Briquette calorific value data for biomass, sawdust, coal, charcoal
What is calorific value
The technology of taking briquettes as a kind of fuel has been widely used in many countries for both domestic and industrial purposes.
Briquette technology, as an important recycling system for the agricultural and industrial waste, has always contributed to offset forest and fossil fuels, bio-residue management problems and reduce toxic emissions from incomplete carbonization besides energy production development.
An important characteristic of the fuel briquette is its calorific value, according to the Dictionary of Mechanical Engineering (2014), the calorific value of a fuel (or heat of combustion or heating value or heat value) is defined as “the energy released per unit mass of fuel in complete combustion with oxygen.” Briefly for shortness, that is, the amount of energy (per kg) it exudes during combustion.
The calorific value determines the briquette efficient carbonization and heat value.

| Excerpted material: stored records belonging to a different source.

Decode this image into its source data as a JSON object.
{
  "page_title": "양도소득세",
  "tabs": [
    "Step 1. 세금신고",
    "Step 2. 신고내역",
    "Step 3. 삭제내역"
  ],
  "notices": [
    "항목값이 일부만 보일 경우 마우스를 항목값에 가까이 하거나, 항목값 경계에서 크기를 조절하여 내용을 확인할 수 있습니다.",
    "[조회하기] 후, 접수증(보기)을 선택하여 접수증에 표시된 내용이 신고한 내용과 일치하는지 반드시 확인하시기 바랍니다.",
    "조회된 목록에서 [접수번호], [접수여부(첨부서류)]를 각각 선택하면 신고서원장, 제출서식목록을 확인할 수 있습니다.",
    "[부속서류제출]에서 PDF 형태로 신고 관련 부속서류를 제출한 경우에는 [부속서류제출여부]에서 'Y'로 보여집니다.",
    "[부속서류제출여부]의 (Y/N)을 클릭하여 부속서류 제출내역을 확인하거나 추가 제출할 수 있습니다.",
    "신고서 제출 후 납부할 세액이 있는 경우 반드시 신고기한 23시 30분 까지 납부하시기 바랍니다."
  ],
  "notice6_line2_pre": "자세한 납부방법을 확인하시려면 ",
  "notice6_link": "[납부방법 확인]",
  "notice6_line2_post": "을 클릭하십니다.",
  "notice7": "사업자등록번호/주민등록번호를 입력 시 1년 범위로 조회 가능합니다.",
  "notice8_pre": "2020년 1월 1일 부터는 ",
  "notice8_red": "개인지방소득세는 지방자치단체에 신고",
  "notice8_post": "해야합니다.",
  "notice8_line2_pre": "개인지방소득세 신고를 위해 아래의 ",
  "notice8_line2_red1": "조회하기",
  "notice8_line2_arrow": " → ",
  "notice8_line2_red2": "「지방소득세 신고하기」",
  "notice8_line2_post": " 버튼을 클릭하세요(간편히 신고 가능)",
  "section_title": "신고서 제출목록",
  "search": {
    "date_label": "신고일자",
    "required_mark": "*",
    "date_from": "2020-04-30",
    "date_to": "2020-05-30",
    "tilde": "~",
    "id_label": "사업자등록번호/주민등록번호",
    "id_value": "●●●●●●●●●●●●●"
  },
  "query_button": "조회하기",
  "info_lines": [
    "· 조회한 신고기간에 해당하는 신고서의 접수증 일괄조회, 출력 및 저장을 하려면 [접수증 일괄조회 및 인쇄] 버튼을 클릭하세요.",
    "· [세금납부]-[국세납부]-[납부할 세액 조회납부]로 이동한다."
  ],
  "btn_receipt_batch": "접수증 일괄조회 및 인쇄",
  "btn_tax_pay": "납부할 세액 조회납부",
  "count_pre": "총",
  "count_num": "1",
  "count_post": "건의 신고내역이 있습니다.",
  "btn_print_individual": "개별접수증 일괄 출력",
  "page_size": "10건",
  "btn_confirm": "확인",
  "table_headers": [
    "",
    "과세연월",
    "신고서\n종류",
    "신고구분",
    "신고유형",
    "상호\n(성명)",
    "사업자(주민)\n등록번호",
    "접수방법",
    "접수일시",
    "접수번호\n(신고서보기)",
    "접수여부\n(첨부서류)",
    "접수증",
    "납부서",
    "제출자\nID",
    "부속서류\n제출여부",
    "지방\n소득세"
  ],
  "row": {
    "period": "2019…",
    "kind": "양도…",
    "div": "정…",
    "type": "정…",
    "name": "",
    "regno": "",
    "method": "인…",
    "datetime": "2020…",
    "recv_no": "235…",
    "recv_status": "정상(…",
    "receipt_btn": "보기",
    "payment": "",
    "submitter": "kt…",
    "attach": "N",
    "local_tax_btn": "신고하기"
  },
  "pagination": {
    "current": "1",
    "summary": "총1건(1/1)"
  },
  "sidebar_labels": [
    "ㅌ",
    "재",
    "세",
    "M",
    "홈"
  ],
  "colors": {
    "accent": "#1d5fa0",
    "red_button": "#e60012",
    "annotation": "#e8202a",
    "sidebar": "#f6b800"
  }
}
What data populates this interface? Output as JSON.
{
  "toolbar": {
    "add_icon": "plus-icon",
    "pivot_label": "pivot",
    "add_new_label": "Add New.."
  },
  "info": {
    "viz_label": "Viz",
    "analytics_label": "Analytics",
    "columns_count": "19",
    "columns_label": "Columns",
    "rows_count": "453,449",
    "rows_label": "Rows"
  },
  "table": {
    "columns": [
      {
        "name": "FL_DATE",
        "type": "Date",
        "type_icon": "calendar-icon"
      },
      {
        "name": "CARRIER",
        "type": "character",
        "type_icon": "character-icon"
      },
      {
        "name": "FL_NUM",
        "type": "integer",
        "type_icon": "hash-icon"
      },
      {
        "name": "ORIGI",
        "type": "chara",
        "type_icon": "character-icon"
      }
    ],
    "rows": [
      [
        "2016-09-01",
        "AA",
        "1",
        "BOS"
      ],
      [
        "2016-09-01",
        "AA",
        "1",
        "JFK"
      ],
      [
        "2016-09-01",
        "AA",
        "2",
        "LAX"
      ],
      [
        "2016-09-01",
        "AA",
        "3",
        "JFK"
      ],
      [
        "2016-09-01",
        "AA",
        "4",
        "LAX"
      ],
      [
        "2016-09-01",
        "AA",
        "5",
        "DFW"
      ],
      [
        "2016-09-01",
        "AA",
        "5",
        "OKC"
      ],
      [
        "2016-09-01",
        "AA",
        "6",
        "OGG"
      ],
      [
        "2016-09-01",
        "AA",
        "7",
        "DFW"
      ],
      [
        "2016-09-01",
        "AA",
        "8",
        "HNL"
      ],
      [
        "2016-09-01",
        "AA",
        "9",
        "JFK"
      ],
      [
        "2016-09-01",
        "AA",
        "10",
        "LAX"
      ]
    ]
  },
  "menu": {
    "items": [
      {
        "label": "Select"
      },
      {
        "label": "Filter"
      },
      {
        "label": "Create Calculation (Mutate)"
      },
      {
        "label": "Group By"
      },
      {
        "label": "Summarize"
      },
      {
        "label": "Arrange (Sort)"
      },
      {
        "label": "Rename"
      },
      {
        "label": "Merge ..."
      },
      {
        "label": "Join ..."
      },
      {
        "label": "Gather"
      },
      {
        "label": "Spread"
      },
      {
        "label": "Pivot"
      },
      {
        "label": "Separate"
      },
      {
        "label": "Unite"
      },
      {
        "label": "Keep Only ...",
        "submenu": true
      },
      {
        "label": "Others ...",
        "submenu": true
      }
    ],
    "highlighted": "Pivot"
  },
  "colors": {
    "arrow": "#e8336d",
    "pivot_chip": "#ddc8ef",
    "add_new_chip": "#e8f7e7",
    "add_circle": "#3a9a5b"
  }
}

Although briquettes, as with most solid fuels, are priced by mass or volume and ease of handling, market forces set the price of each fuel according to its energy content.
Thus, the calorific value can be used to evaluate the competitiveness of a processed biomass fuel in a given market situation. The production cost of briquettes is, however, independent of their calorific values.

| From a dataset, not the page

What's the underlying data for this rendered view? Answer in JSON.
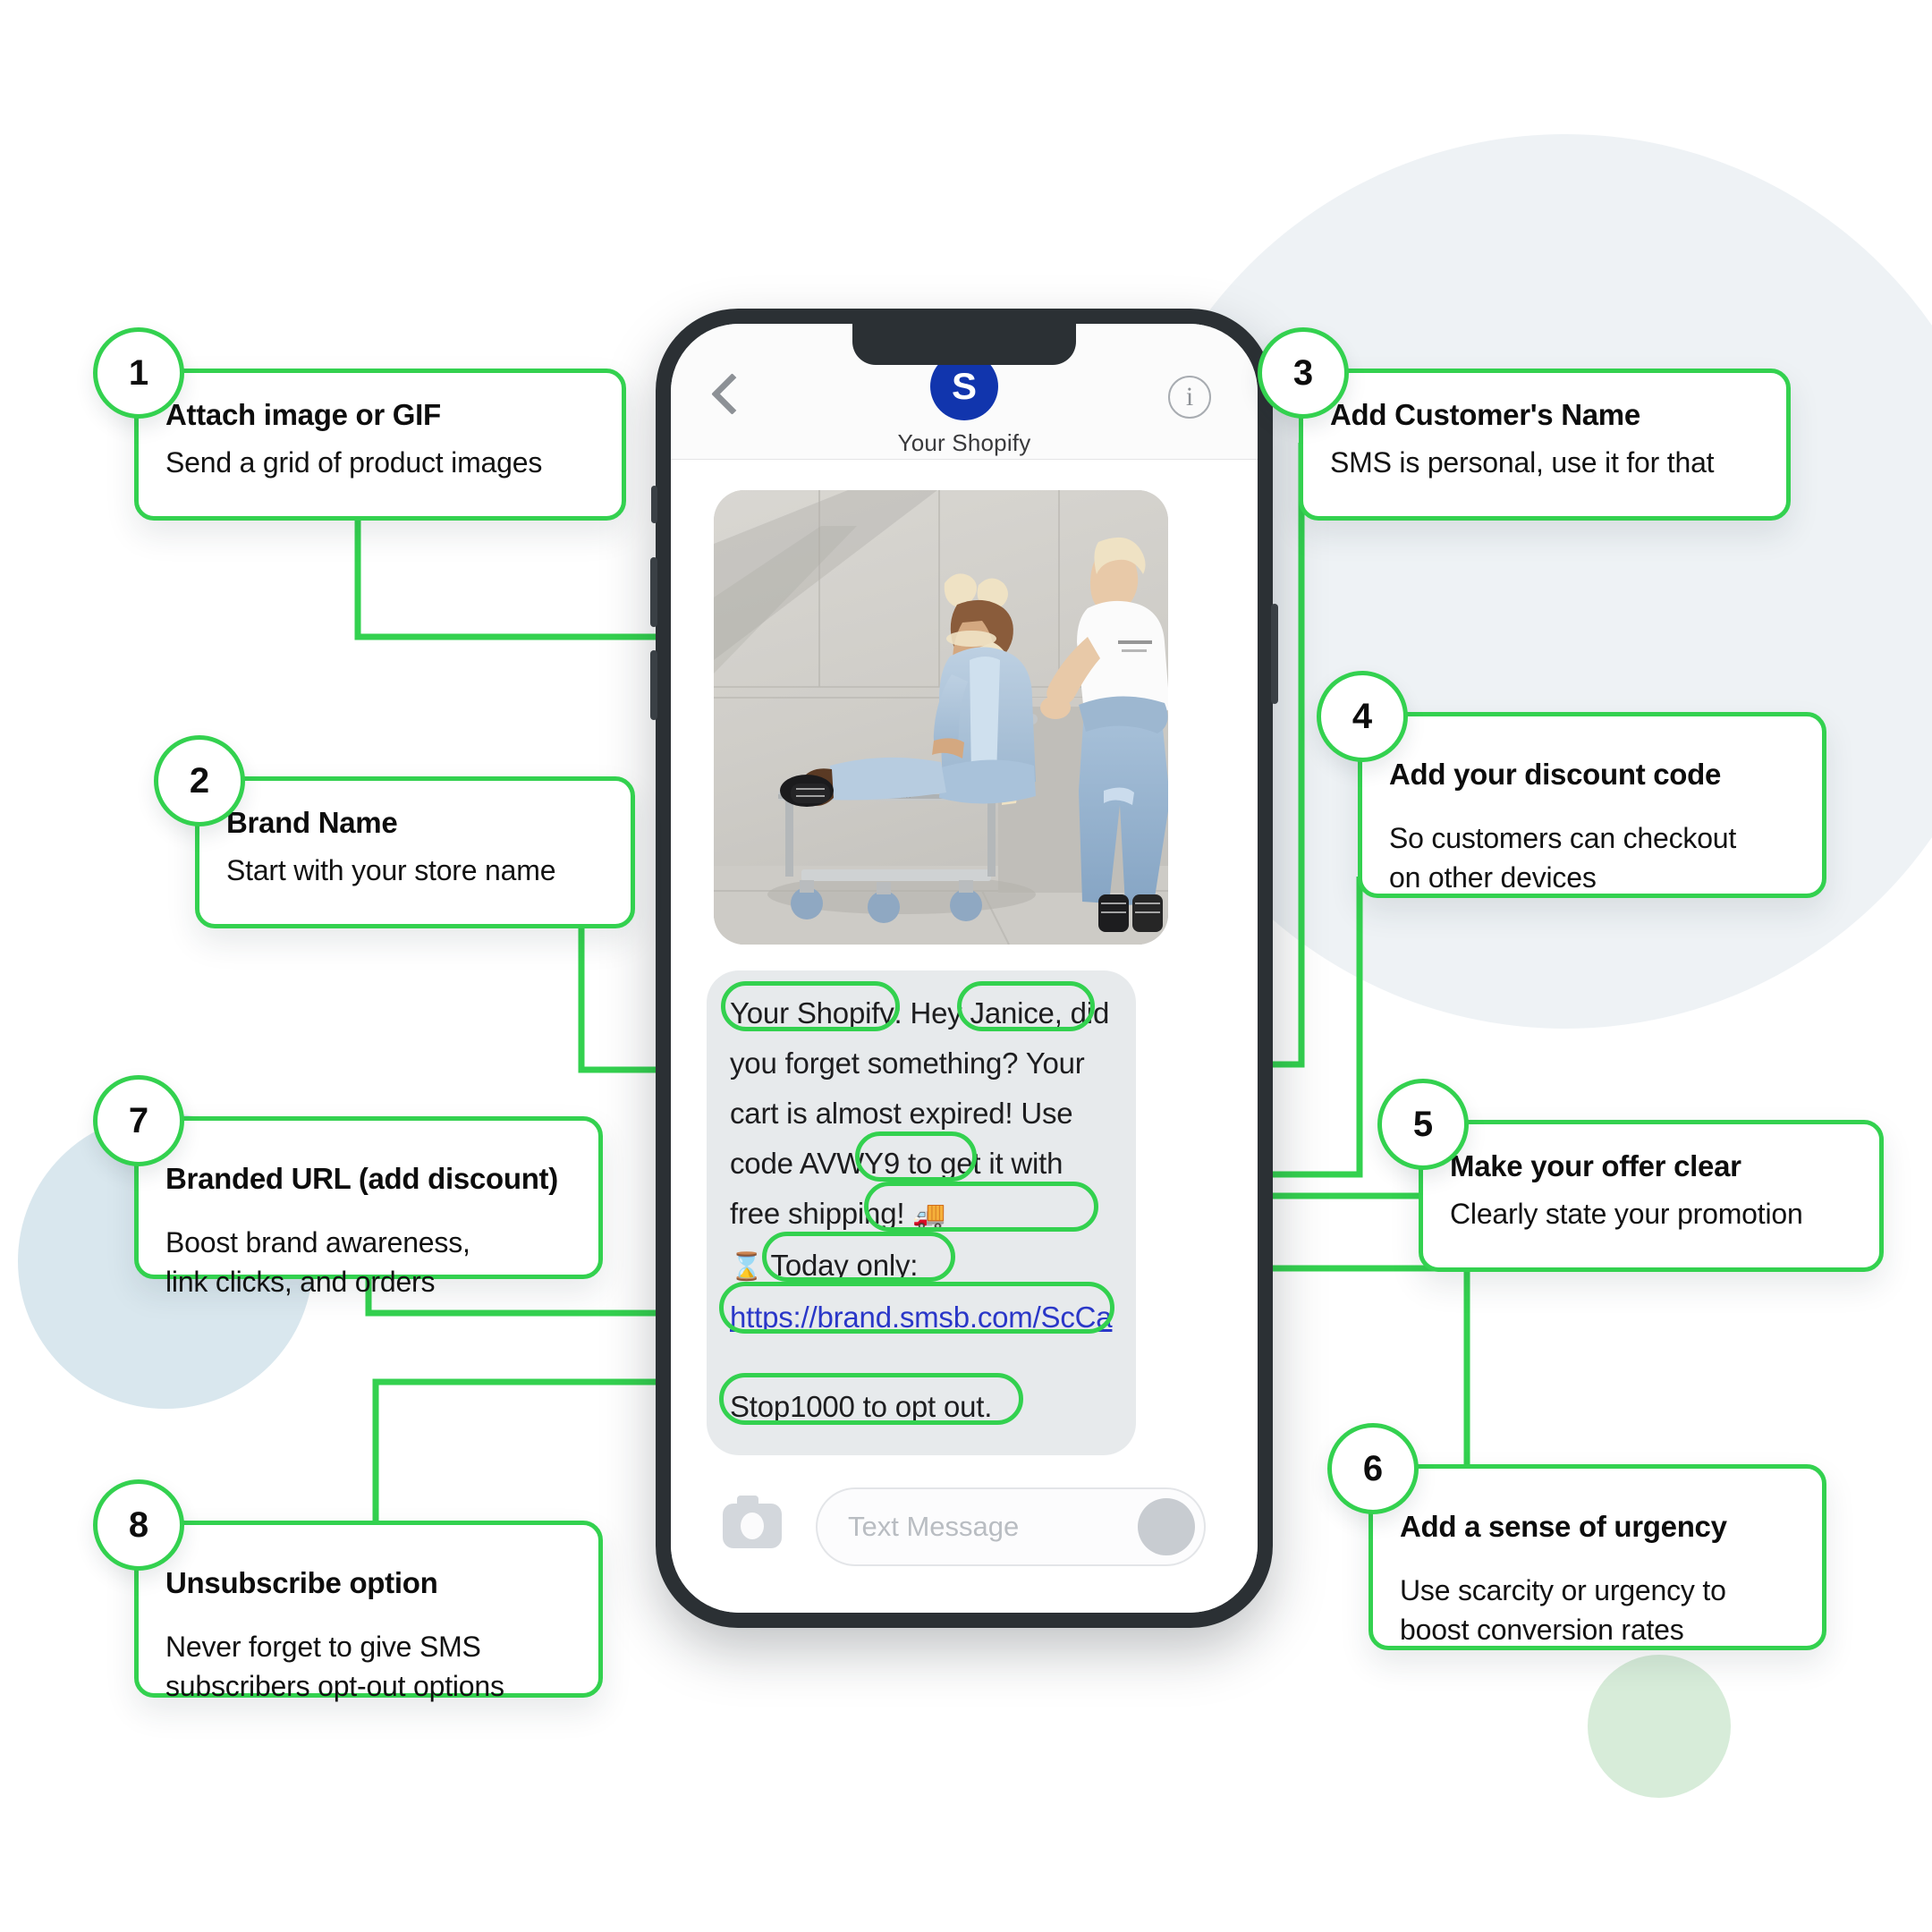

Water and minerals in briquettes are non-combustible. During briquette combustion, the combustible materials are oxidized by oxygen, resulting in the release of thermal energy. Energy is required to heat up the water up to its boiling temperature and to vaporize it.
The calorific value of fuel rapidly reduces with increasing moisture content, which is unfavorable for the plant which uses biomass as a fuel material.
Chart 1: Effect of moisture on calorific value (kJ/kg)
The calorific value of briquette is influenced by its elemental composition, particularly the carbon, hydrogen and oxygen contents. Different species of material have different elemental composition; hence they have different calorific values.
Such as wood, the wood briquette made from conifers (more resinous softwood species) have higher calorific values than deciduous trees (less resinous hardwood species).
Briquetting process does not add to the calorific value of the base biomass and other materials.
Nonetheless, to upgrade the specific heating value and combustibility of the briquette, certain additives (e.g. charcoal and coal in very fine form or about 10 to 20% char fines) could be employed in briquetting without impairing the quality.
Briquette burning characteristics also depend on feedstock type, compactness level and the mold used.
Calorific value chart
Higher heating value or gross calorific value measures the total amount of heat/energy that would be produced by combustion of a briquette fuel. However, part of this heat is locked up as latent heat of vaporization of any water in the fuel during combustion.
Meanwhile, the lower heating value or net calorific value excludes this latent heat. Thus, the lower heating value is the amount actually available from the combustion process for capture and use. The higher the moisture content of a fuel, the greater the difference between gross calorific value and net calorific value and the less total energy will be available.
Chart 2: Higher heating value examples
|Coconut Shell Char||31210||7459||2.9|
Chart 3: Lower hearing value examples
|Moisture (%)||kJ/kg||Kcal/kg||ash (%)|
Calculation formula of calorific value
HHV (kJ/kg) =3.491C+1178.3H-103.4O-21.1A+100.5S-15.1N
HHV stands for higher heating value.
C, H, O, A, S stands for the mass fraction of carbon, hydrogen, oxygen, ash, sulfur and nitrogen.